Now, I would counter by saying that my pen name allows me to write with more candor, to express more of my true self than if I had to worry about it annoying people who come to see me in the office. And I am obviously accountable to the editorial staff of the Daily Beast, to whom I have an obligation to provide factual content. Further, I think my writing stands on its own merits; I don’t argue directly from my authority as a physician, but include reasoning that provides its own justification, interview experts when the subject is outside of my wheelhouse, and use supporting links pretty liberally.
But your mileage, as they say, may vary. I certainly cannot dismiss this criticism out of hand.

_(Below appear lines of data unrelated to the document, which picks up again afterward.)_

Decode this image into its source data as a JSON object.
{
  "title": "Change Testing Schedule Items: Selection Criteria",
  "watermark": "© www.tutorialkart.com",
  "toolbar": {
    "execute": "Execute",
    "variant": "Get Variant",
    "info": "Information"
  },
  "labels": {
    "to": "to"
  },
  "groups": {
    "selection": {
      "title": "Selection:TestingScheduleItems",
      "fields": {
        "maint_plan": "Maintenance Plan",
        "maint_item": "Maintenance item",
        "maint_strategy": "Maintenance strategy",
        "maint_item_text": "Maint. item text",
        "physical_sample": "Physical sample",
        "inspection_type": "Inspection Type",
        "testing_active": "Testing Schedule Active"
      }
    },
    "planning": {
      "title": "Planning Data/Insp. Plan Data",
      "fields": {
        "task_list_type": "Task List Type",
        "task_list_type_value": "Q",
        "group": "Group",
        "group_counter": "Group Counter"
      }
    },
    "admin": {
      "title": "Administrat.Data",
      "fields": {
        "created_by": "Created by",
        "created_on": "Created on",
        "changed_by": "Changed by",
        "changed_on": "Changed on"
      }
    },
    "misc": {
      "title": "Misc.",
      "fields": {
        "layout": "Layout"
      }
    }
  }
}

On that note, using a pen name limits me a bit as a member of the media, if it’s not ridiculous to style myself that way. While the cable networks aren’t pounding down my door to weigh in on the day’s news all that often, I’ve had to turn down a few TV requests because I needed to protect the pseudonym’s integrity. And many outlets have policies against allowing their writers to use pen names unless there is a reason more grave than my own. One editor who had expressed interest in my writing then had, with kind regret, to tell me she couldn’t consider work from me once she realized Russell isn’t my actual name.
Recently, however, I finally broke the glass around using my real name. It was a topic I cared a lot about, and which got a pass from The Daily Beast. Another publication expressed interest when I pitched it, and it happens to be one where I’d always dreamed of having a byline. I was thrilled when they took it. (For obvious reasons, I’m not going to include a link, nor will I respond if people are inclined to make guesses in the comments.) As a courtesy to my partners, I confirmed that they were still OK with my writing under my real name, and crossed my fingers.
The topic was one with the potential for controversy and an angry reaction from a large, vocal group of people. But I heard not a peep. And I finally got to share something I’d written on Facebook, which was nice.
I’ve talked with my husband about blowing up the pseudonym. If I end up getting doxxed, it won’t be the end of the world. And plenty of people know who I really am. But I like being Russell, and for now that’s who I plan to remain.
Update: Since writing this, I have received a very gracious email from Dr. Jay Gordon, the pediatrician I reference above who questioned my accountability as a writer. He offered me an apology for having done so, and was quite conciliatory in his tone. While I must strongly disagree with his views about vaccination and some things he has said about doctors’ motivations for administering them (as I do) on the standard, recommended schedule, it was very decent of him to reach out, and I appreciate his having done so very sincerely.